- **Action item**: Every entry is to be copied exactly as written, and the pictures are to be skipped.

┌──

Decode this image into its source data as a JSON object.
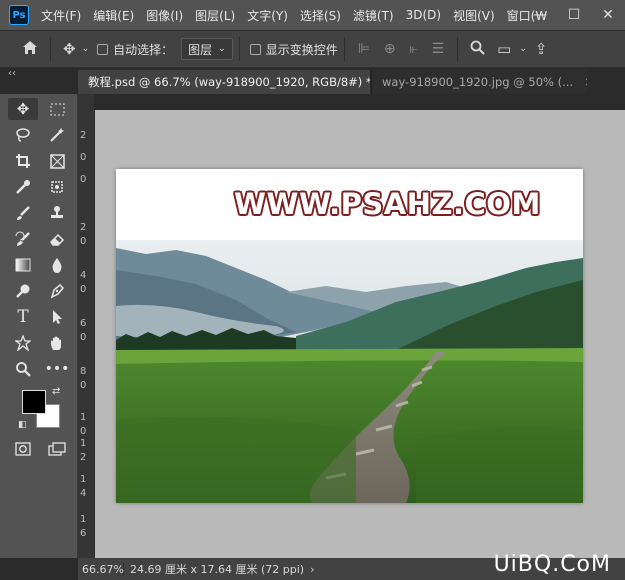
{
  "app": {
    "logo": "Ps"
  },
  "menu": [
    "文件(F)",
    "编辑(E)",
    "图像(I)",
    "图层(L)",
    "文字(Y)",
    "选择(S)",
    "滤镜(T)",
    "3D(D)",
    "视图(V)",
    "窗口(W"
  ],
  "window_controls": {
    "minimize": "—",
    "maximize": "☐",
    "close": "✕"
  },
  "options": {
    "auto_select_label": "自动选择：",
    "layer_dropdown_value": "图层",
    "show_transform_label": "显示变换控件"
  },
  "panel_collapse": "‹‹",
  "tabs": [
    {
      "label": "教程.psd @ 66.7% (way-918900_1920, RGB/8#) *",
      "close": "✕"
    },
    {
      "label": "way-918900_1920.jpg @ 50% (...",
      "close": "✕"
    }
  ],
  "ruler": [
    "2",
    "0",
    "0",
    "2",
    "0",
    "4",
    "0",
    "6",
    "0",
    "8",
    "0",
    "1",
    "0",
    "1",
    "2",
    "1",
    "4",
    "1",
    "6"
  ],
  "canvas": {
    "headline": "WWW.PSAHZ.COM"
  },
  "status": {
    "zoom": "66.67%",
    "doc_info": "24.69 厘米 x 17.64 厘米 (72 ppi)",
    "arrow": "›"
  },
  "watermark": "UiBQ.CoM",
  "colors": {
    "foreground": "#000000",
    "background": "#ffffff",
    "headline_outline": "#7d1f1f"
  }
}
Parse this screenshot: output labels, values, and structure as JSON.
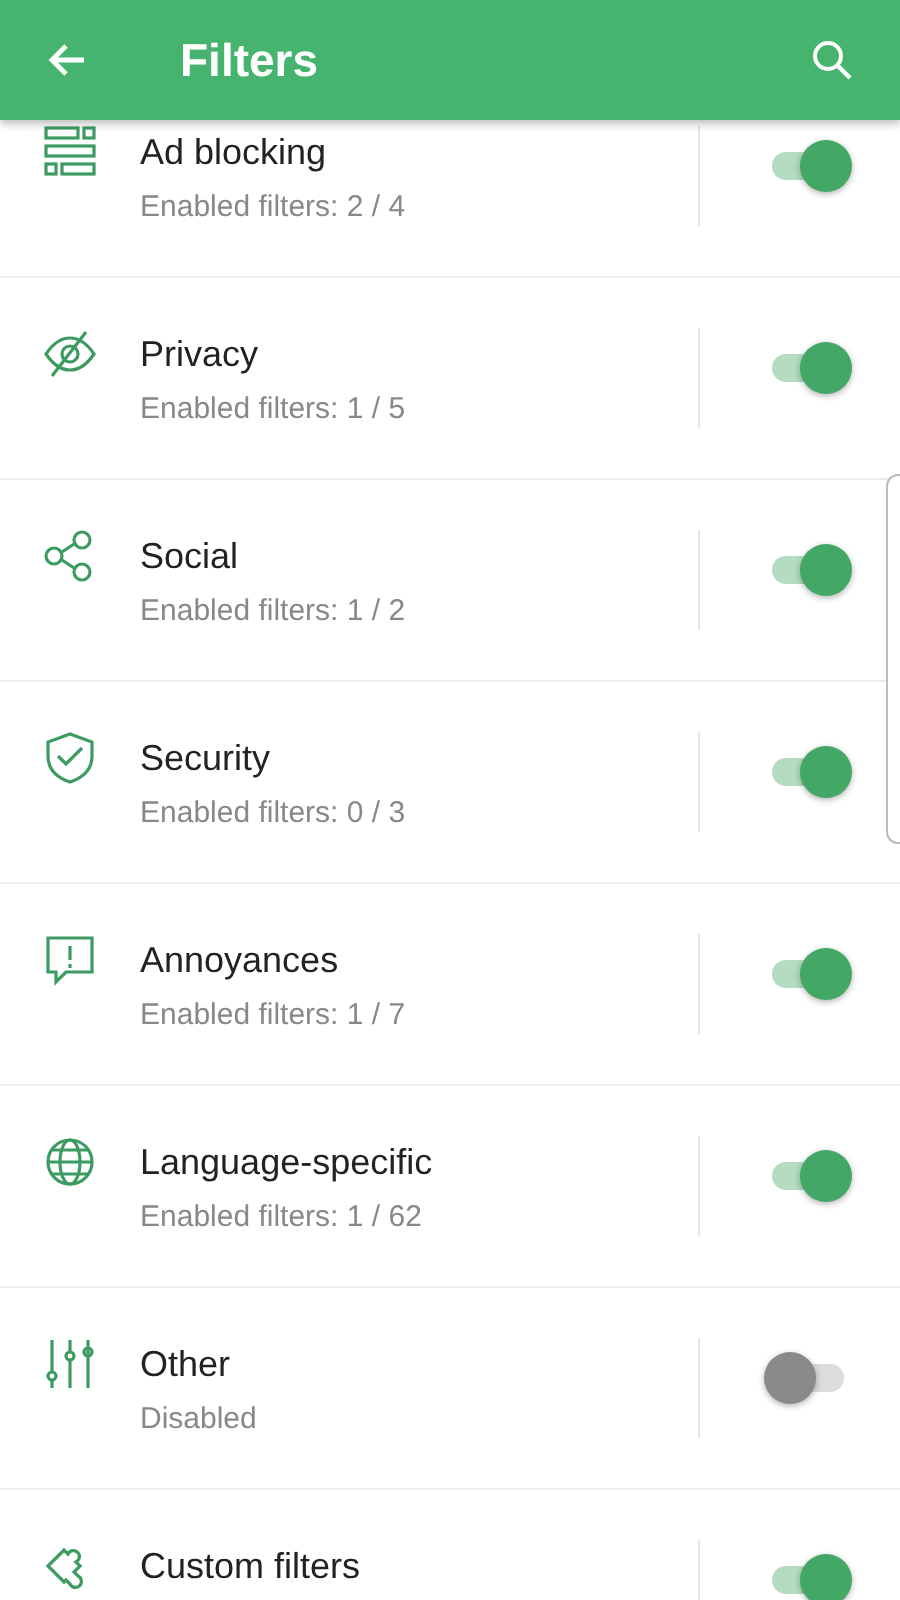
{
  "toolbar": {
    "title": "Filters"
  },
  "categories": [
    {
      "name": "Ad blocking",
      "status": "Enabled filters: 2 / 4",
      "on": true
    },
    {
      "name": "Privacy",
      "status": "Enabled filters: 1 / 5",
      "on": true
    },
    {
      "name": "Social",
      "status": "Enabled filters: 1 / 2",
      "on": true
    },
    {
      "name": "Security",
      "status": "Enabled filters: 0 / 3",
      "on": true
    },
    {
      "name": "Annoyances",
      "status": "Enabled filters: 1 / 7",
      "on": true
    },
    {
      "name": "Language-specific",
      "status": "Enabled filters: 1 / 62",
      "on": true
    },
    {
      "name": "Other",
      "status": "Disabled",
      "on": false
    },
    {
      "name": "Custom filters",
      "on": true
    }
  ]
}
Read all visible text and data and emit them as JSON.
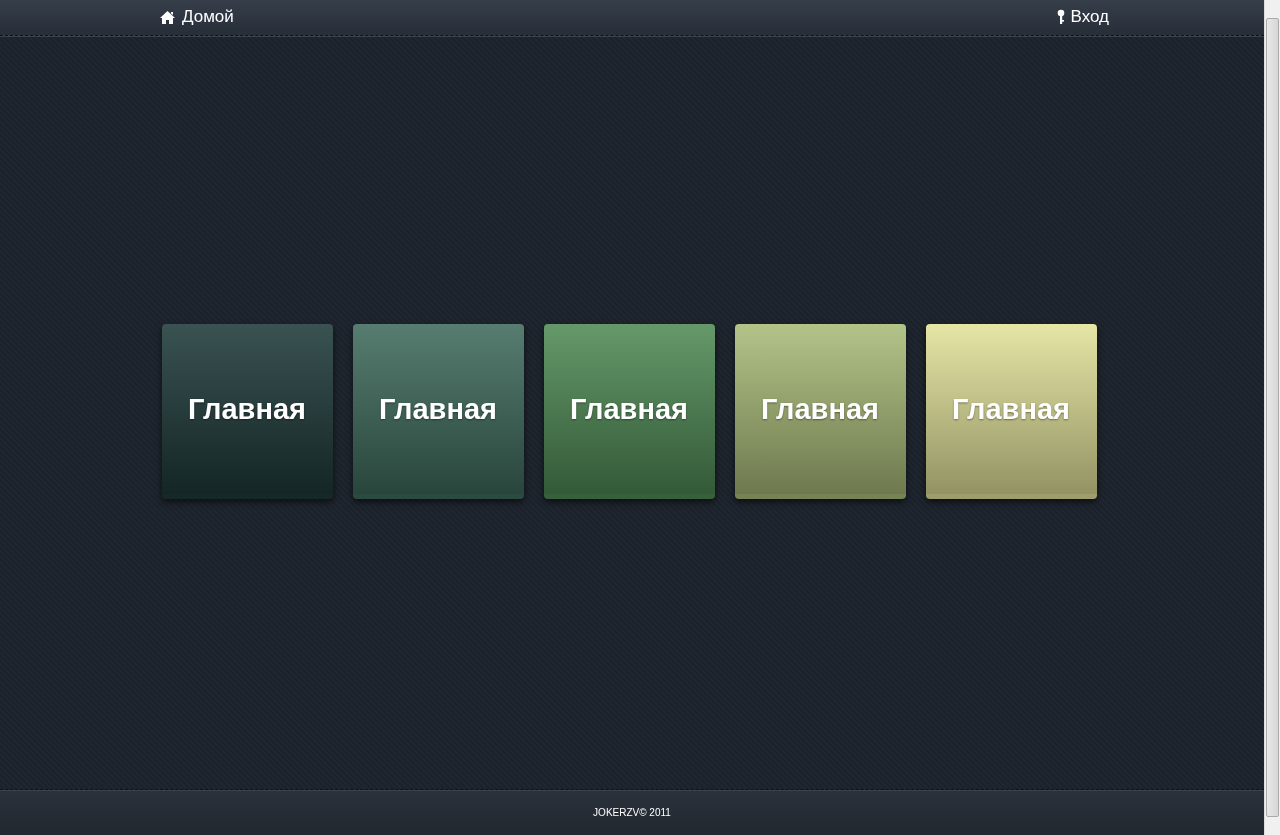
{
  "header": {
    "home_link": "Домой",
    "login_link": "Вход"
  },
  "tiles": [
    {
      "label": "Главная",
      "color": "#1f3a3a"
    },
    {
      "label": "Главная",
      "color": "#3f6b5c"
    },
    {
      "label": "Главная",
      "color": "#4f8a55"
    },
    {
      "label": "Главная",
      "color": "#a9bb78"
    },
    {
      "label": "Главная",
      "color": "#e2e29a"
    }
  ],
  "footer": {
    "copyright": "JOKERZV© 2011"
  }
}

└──

- **Written answer**:
Decode this image into its source data as a JSON object.
{
  "app": {
    "logo": "Ps"
  },
  "menu": [
    "文件(F)",
    "编辑(E)",
    "图像(I)",
    "图层(L)",
    "文字(Y)",
    "选择(S)",
    "滤镜(T)",
    "3D(D)",
    "视图(V)",
    "窗口(W"
  ],
  "window_controls": {
    "minimize": "—",
    "maximize": "☐",
    "close": "✕"
  },
  "options": {
    "auto_select_label": "自动选择：",
    "layer_dropdown_value": "图层",
    "show_transform_label": "显示变换控件"
  },
  "panel_collapse": "‹‹",
  "tabs": [
    {
      "label": "教程.psd @ 66.7% (way-918900_1920, RGB/8#) *",
      "close": "✕"
    },
    {
      "label": "way-918900_1920.jpg @ 50% (...",
      "close": "✕"
    }
  ],
  "ruler": [
    "2",
    "0",
    "0",
    "2",
    "0",
    "4",
    "0",
    "6",
    "0",
    "8",
    "0",
    "1",
    "0",
    "1",
    "2",
    "1",
    "4",
    "1",
    "6"
  ],
  "canvas": {
    "headline": "WWW.PSAHZ.COM"
  },
  "status": {
    "zoom": "66.67%",
    "doc_info": "24.69 厘米 x 17.64 厘米 (72 ppi)",
    "arrow": "›"
  },
  "watermark": "UiBQ.CoM",
  "colors": {
    "foreground": "#000000",
    "background": "#ffffff",
    "headline_outline": "#7d1f1f"
  }
}
Parse this screenshot: output labels, values, and structure as JSON.
{
  "toolbar": {
    "title": "Filters"
  },
  "categories": [
    {
      "name": "Ad blocking",
      "status": "Enabled filters: 2 / 4",
      "on": true
    },
    {
      "name": "Privacy",
      "status": "Enabled filters: 1 / 5",
      "on": true
    },
    {
      "name": "Social",
      "status": "Enabled filters: 1 / 2",
      "on": true
    },
    {
      "name": "Security",
      "status": "Enabled filters: 0 / 3",
      "on": true
    },
    {
      "name": "Annoyances",
      "status": "Enabled filters: 1 / 7",
      "on": true
    },
    {
      "name": "Language-specific",
      "status": "Enabled filters: 1 / 62",
      "on": true
    },
    {
      "name": "Other",
      "status": "Disabled",
      "on": false
    },
    {
      "name": "Custom filters",
      "on": true
    }
  ]
}
Read all visible text and data and emit them as JSON.
{
  "header": {
    "home_link": "Домой",
    "login_link": "Вход"
  },
  "tiles": [
    {
      "label": "Главная",
      "color": "#1f3a3a"
    },
    {
      "label": "Главная",
      "color": "#3f6b5c"
    },
    {
      "label": "Главная",
      "color": "#4f8a55"
    },
    {
      "label": "Главная",
      "color": "#a9bb78"
    },
    {
      "label": "Главная",
      "color": "#e2e29a"
    }
  ],
  "footer": {
    "copyright": "JOKERZV© 2011"
  }
}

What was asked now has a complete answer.